In my ideal life I would spend a lot of time actually skiing. At one time the ideal and the real coincided enough to give me a solid amount of experience I could use to help less experienced skiers make good choices selecting skis for groomed or off-trail use. This kind of expertise is almost useless in a commercial setting. This is the point the management of Jackson Ski Touring was trying to make when they kept trying to get me to spend a lot less time trying to educate customers and a lot more time separating them more quickly from their money and shoveling them out of the lodge. A boring expert, no matter how helpful, is a lot less attractive than a cheerful, fashion-conscious servant who knows exactly what the customer is talking about at any level and has a quick solution for a price, ready to deploy.

Mind you, in the heyday of the servant class their cheerful demeanor hid all manner of scheming. That almost did not matter to the ruling class as long as no one gave them any attitude. The commercial expert needs a touch more showmanship than a mere servant, but the facade is still more important than actual stick time with the product being sold.

Here in Wolfe City the clientele is a bit less high strung and the management is as woefully unfashionable as I am. We're all stupid enough to believe that actually skiing counts for a lot and that the truth often trumps the misleading presentations of the industry that feeds off of the activity. No doubt that explains a lot about our financial circumstances. The poor bastards hired someone to whom principle matters. You know THAT always leads to the poor house.

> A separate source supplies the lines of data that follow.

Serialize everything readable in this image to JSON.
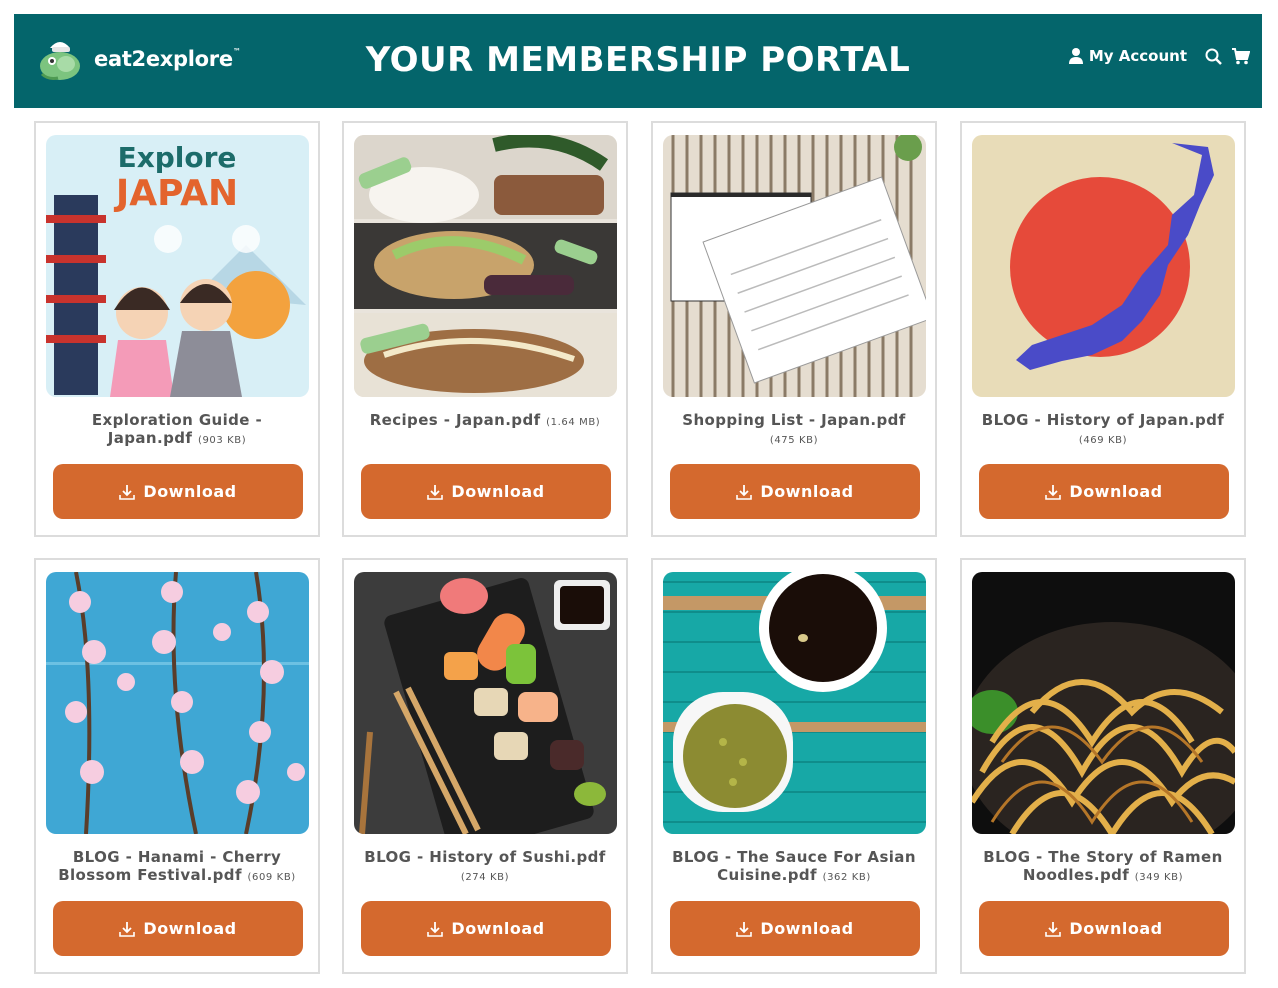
{
  "header": {
    "brand": "eat2explore",
    "trademark": "™",
    "title": "YOUR MEMBERSHIP PORTAL",
    "account_label": "My Account"
  },
  "colors": {
    "header_bg": "#04656b",
    "button_bg": "#d4692e",
    "text": "#555555"
  },
  "cards": [
    {
      "title": "Exploration Guide - Japan.pdf",
      "size": "(903 KB)",
      "button": "Download",
      "image": "explore-japan-cover"
    },
    {
      "title": "Recipes - Japan.pdf",
      "size": "(1.64 MB)",
      "button": "Download",
      "image": "japanese-dishes-collage"
    },
    {
      "title": "Shopping List - Japan.pdf",
      "size": "(475 KB)",
      "button": "Download",
      "image": "shopping-list-cards"
    },
    {
      "title": "BLOG - History of Japan.pdf",
      "size": "(469 KB)",
      "button": "Download",
      "image": "japan-map-flag"
    },
    {
      "title": "BLOG - Hanami - Cherry Blossom Festival.pdf",
      "size": "(609 KB)",
      "button": "Download",
      "image": "cherry-blossoms"
    },
    {
      "title": "BLOG - History of Sushi.pdf",
      "size": "(274 KB)",
      "button": "Download",
      "image": "sushi-board"
    },
    {
      "title": "BLOG - The Sauce For Asian Cuisine.pdf",
      "size": "(362 KB)",
      "button": "Download",
      "image": "soy-sauce-bowl"
    },
    {
      "title": "BLOG - The Story of Ramen Noodles.pdf",
      "size": "(349 KB)",
      "button": "Download",
      "image": "ramen-noodles"
    }
  ]
}
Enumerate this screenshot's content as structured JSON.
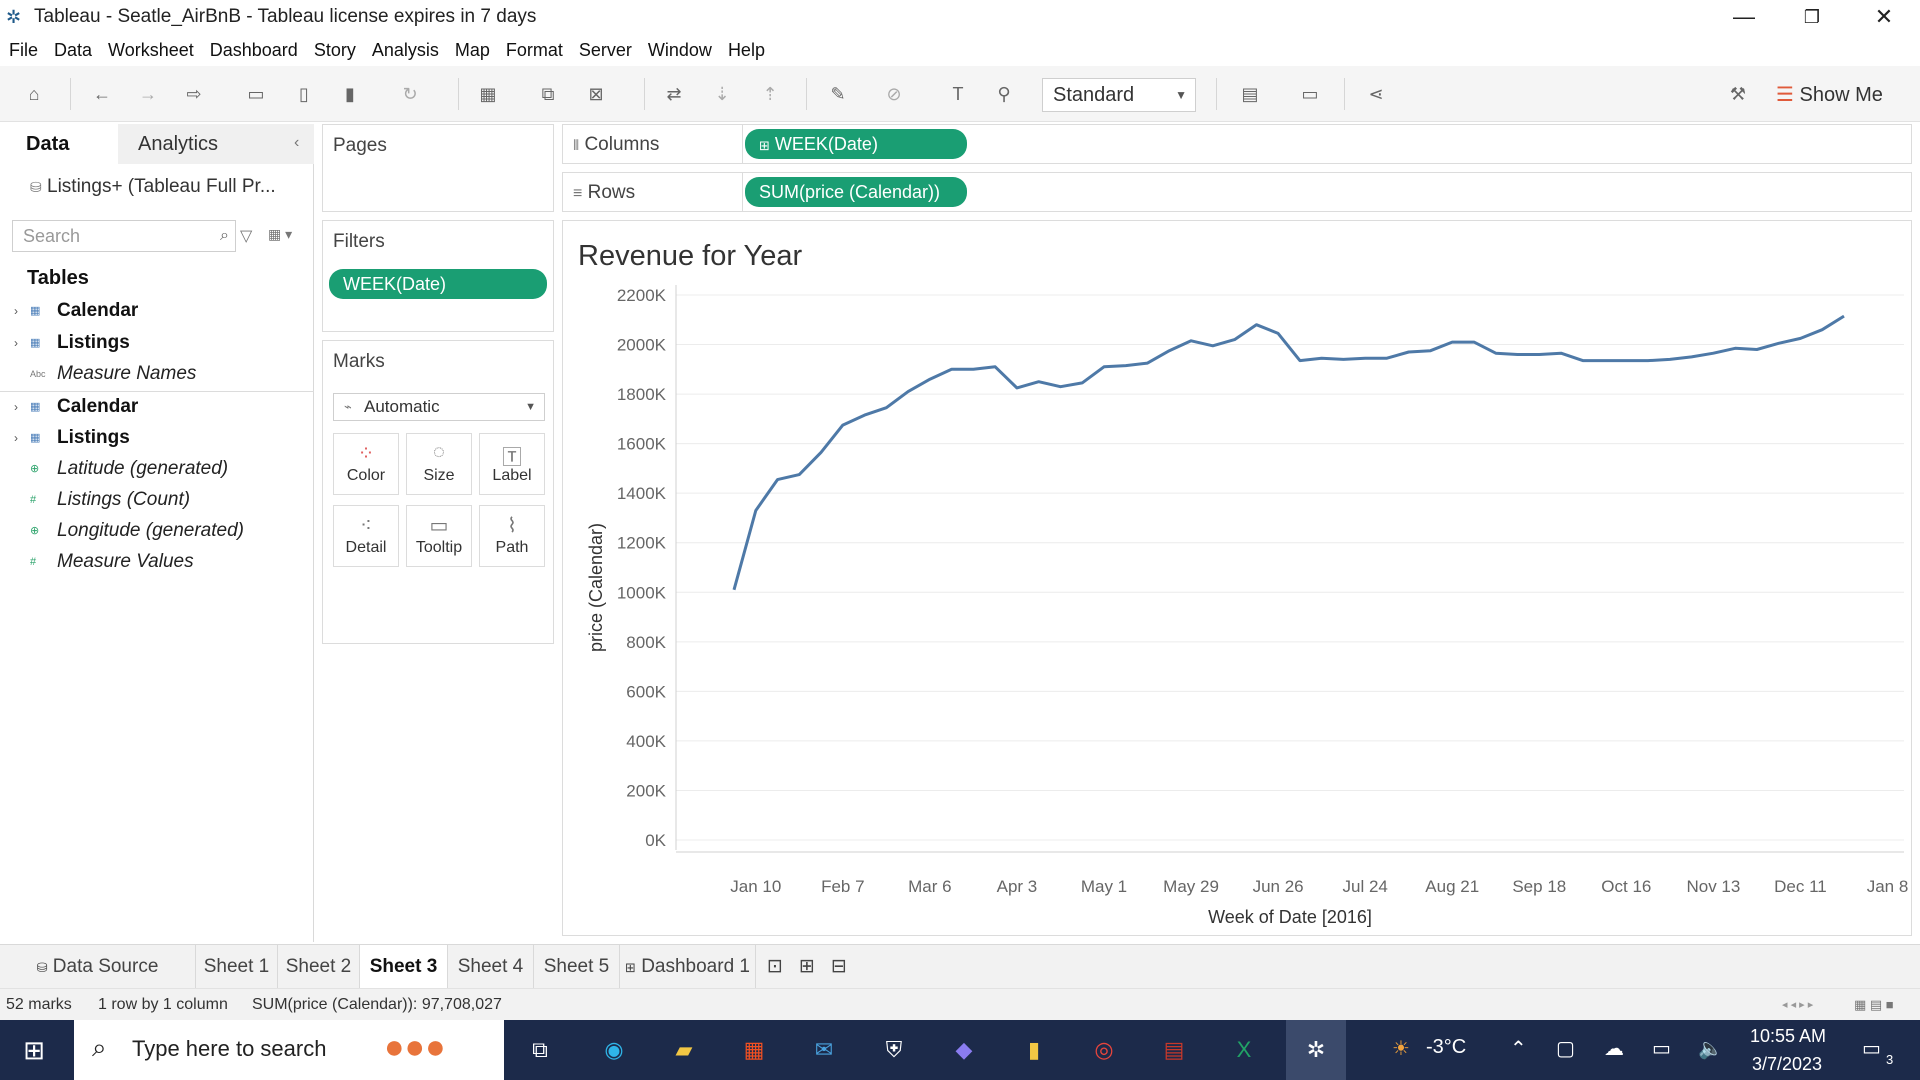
{
  "window": {
    "title": "Tableau - Seatle_AirBnB - Tableau license expires in 7 days",
    "icon": "tableau-logo-icon"
  },
  "menu": [
    "File",
    "Data",
    "Worksheet",
    "Dashboard",
    "Story",
    "Analysis",
    "Map",
    "Format",
    "Server",
    "Window",
    "Help"
  ],
  "toolbar": {
    "fit_select": "Standard",
    "show_me": "Show Me"
  },
  "data_pane": {
    "tab_data": "Data",
    "tab_analytics": "Analytics",
    "datasource": "Listings+ (Tableau Full Pr...",
    "search_placeholder": "Search",
    "tables_heading": "Tables",
    "fields": [
      {
        "label": "Calendar",
        "type": "table"
      },
      {
        "label": "Listings",
        "type": "table"
      },
      {
        "label": "Measure Names",
        "type": "abc"
      },
      {
        "label": "Calendar",
        "type": "table"
      },
      {
        "label": "Listings",
        "type": "table"
      },
      {
        "label": "Latitude (generated)",
        "type": "geo"
      },
      {
        "label": "Listings (Count)",
        "type": "measure"
      },
      {
        "label": "Longitude (generated)",
        "type": "geo"
      },
      {
        "label": "Measure Values",
        "type": "measure"
      }
    ]
  },
  "pages_card": {
    "title": "Pages"
  },
  "filters_card": {
    "title": "Filters",
    "pill": "WEEK(Date)"
  },
  "marks_card": {
    "title": "Marks",
    "type": "Automatic",
    "buttons": [
      "Color",
      "Size",
      "Label",
      "Detail",
      "Tooltip",
      "Path"
    ]
  },
  "shelves": {
    "columns_label": "Columns",
    "columns_pill": "WEEK(Date)",
    "rows_label": "Rows",
    "rows_pill": "SUM(price (Calendar))"
  },
  "viz": {
    "title": "Revenue for Year"
  },
  "chart_data": {
    "type": "line",
    "title": "Revenue for Year",
    "xlabel": "Week of Date [2016]",
    "ylabel": "price (Calendar)",
    "y_ticks": [
      "0K",
      "200K",
      "400K",
      "600K",
      "800K",
      "1000K",
      "1200K",
      "1400K",
      "1600K",
      "1800K",
      "2000K",
      "2200K"
    ],
    "x_ticks": [
      "Jan 10",
      "Feb 7",
      "Mar 6",
      "Apr 3",
      "May 1",
      "May 29",
      "Jun 26",
      "Jul 24",
      "Aug 21",
      "Sep 18",
      "Oct 16",
      "Nov 13",
      "Dec 11",
      "Jan 8"
    ],
    "ylim": [
      0,
      2200000
    ],
    "x": [
      "Jan 3",
      "Jan 10",
      "Jan 17",
      "Jan 24",
      "Jan 31",
      "Feb 7",
      "Feb 14",
      "Feb 21",
      "Feb 28",
      "Mar 6",
      "Mar 13",
      "Mar 20",
      "Mar 27",
      "Apr 3",
      "Apr 10",
      "Apr 17",
      "Apr 24",
      "May 1",
      "May 8",
      "May 15",
      "May 22",
      "May 29",
      "Jun 5",
      "Jun 12",
      "Jun 19",
      "Jun 26",
      "Jul 3",
      "Jul 10",
      "Jul 17",
      "Jul 24",
      "Jul 31",
      "Aug 7",
      "Aug 14",
      "Aug 21",
      "Aug 28",
      "Sep 4",
      "Sep 11",
      "Sep 18",
      "Sep 25",
      "Oct 2",
      "Oct 9",
      "Oct 16",
      "Oct 23",
      "Oct 30",
      "Nov 6",
      "Nov 13",
      "Nov 20",
      "Nov 27",
      "Dec 4",
      "Dec 11",
      "Dec 18",
      "Dec 25"
    ],
    "series": [
      {
        "values": [
          1010000,
          1330000,
          1455000,
          1475000,
          1565000,
          1675000,
          1715000,
          1745000,
          1810000,
          1860000,
          1900000,
          1900000,
          1910000,
          1825000,
          1850000,
          1830000,
          1845000,
          1910000,
          1915000,
          1925000,
          1975000,
          2015000,
          1995000,
          2020000,
          2080000,
          2045000,
          1935000,
          1945000,
          1940000,
          1945000,
          1945000,
          1970000,
          1975000,
          2010000,
          2010000,
          1965000,
          1960000,
          1960000,
          1965000,
          1935000,
          1935000,
          1935000,
          1935000,
          1940000,
          1950000,
          1965000,
          1985000,
          1980000,
          2005000,
          2025000,
          2060000,
          2115000
        ]
      }
    ]
  },
  "sheet_tabs": {
    "data_source": "Data Source",
    "sheets": [
      "Sheet 1",
      "Sheet 2",
      "Sheet 3",
      "Sheet 4",
      "Sheet 5",
      "Dashboard 1"
    ],
    "active": "Sheet 3"
  },
  "status": {
    "marks": "52 marks",
    "rows": "1 row by 1 column",
    "sum": "SUM(price (Calendar)): 97,708,027"
  },
  "taskbar": {
    "search_placeholder": "Type here to search",
    "weather": "-3°C",
    "time": "10:55 AM",
    "date": "3/7/2023",
    "notifications": "3"
  }
}
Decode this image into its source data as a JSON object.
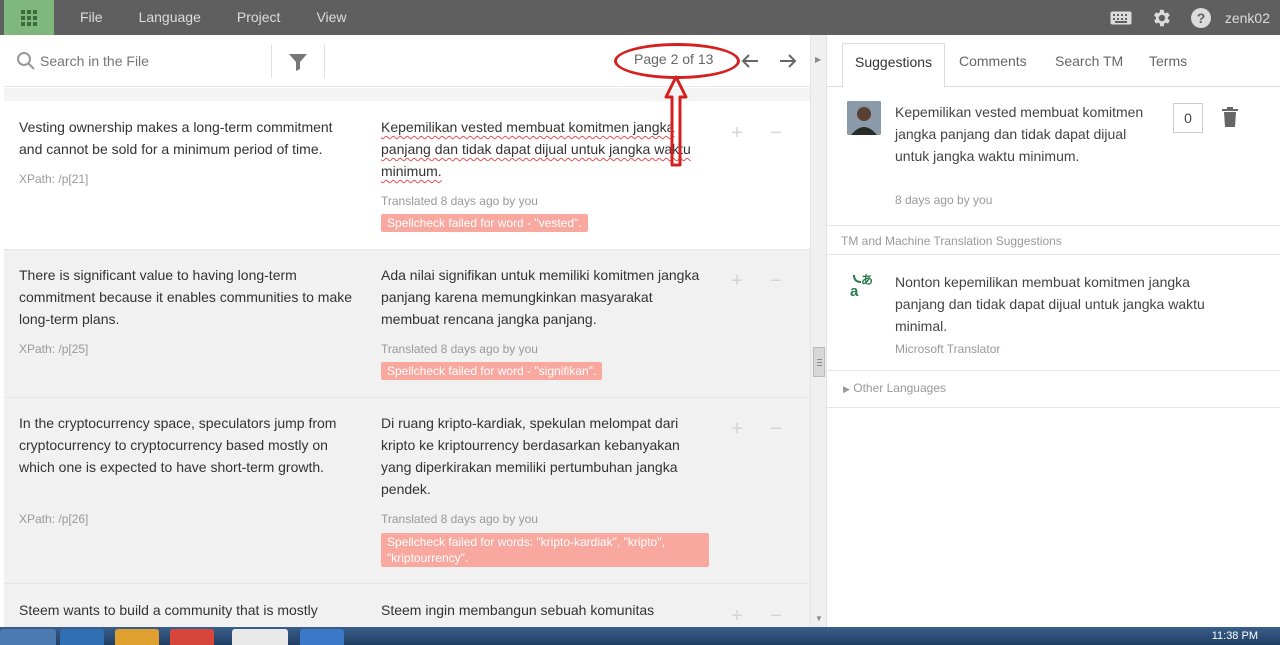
{
  "menu": [
    "File",
    "Language",
    "Project",
    "View"
  ],
  "user": {
    "name": "zenk02"
  },
  "toolbar": {
    "search_placeholder": "Search in the File",
    "page_indicator": "Page 2 of 13"
  },
  "segments": [
    {
      "source": "Vesting ownership makes a long-term commitment and cannot be sold for a minimum period of time.",
      "xpath": "XPath: /p[21]",
      "target": "Kepemilikan vested membuat komitmen jangka panjang dan tidak dapat dijual untuk jangka waktu minimum.",
      "meta": "Translated 8 days ago by you",
      "spellcheck": "Spellcheck failed for word - \"vested\"."
    },
    {
      "source": "There is significant value to having long-term commitment because it enables communities to make long-term plans.",
      "xpath": "XPath: /p[25]",
      "target": "Ada nilai signifikan untuk memiliki komitmen jangka panjang karena memungkinkan masyarakat membuat rencana jangka panjang.",
      "meta": "Translated 8 days ago by you",
      "spellcheck": "Spellcheck failed for word - \"signifikan\"."
    },
    {
      "source": "In the cryptocurrency space, speculators jump from cryptocurrency to cryptocurrency based mostly on which one is expected to have short-term growth.",
      "xpath": "XPath: /p[26]",
      "target": "Di ruang kripto-kardiak, spekulan melompat dari kripto ke kriptourrency berdasarkan kebanyakan yang diperkirakan memiliki pertumbuhan jangka pendek.",
      "meta": "Translated 8 days ago by you",
      "spellcheck": "Spellcheck failed for words: \"kripto-kardiak\", \"kripto\", \"kriptourrency\"."
    },
    {
      "source": "Steem wants to build a community that is mostly",
      "target": "Steem ingin membangun sebuah komunitas"
    }
  ],
  "right_panel": {
    "tabs": [
      "Suggestions",
      "Comments",
      "Search TM",
      "Terms"
    ],
    "suggestion": {
      "text": "Kepemilikan vested membuat komitmen jangka panjang dan tidak dapat dijual untuk jangka waktu minimum.",
      "meta": "8 days ago by you",
      "votes": "0"
    },
    "tm_section_label": "TM and Machine Translation Suggestions",
    "mt": {
      "text": "Nonton kepemilikan membuat komitmen jangka panjang dan tidak dapat dijual untuk jangka waktu minimal.",
      "source": "Microsoft Translator"
    },
    "other_languages": "Other Languages"
  },
  "taskbar": {
    "clock": "11:38 PM"
  },
  "colors": {
    "topbar": "#5f5f5f",
    "app_button": "#7fb87f",
    "spell_badge": "#f9a8a0",
    "annotation": "#d62020"
  }
}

At this point no one is skiing much. One wonders whether we're seeing the quick end to the cross-country ski era in the United States. If we don't get some winter soon we might be better off making funky furniture out of the rack full of weird, colored sticks in the showroom and devoting ourselves to bicycling year-round. That's actually a diverse enough industry to support many points of view and it doesn't depend on a very narrow and increasingly rare range of conditions to survive.